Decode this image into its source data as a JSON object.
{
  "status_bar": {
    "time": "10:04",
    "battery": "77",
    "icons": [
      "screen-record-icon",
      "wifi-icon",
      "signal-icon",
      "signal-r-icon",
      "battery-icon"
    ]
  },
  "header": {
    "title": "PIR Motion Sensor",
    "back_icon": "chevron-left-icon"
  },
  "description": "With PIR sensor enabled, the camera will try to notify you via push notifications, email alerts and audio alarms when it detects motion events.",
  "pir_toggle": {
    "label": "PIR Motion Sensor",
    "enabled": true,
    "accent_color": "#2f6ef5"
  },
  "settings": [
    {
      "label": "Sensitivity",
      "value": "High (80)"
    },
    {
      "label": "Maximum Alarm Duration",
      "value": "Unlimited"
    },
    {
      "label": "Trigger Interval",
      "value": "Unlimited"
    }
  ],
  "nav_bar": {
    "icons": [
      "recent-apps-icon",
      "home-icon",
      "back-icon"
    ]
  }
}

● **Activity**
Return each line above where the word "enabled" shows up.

● **Expected output**
  "description": "With PIR sensor enabled, the camera will try to notify you via push notifications, email alerts and audio alarms when it detects motion events.",
    "enabled": true,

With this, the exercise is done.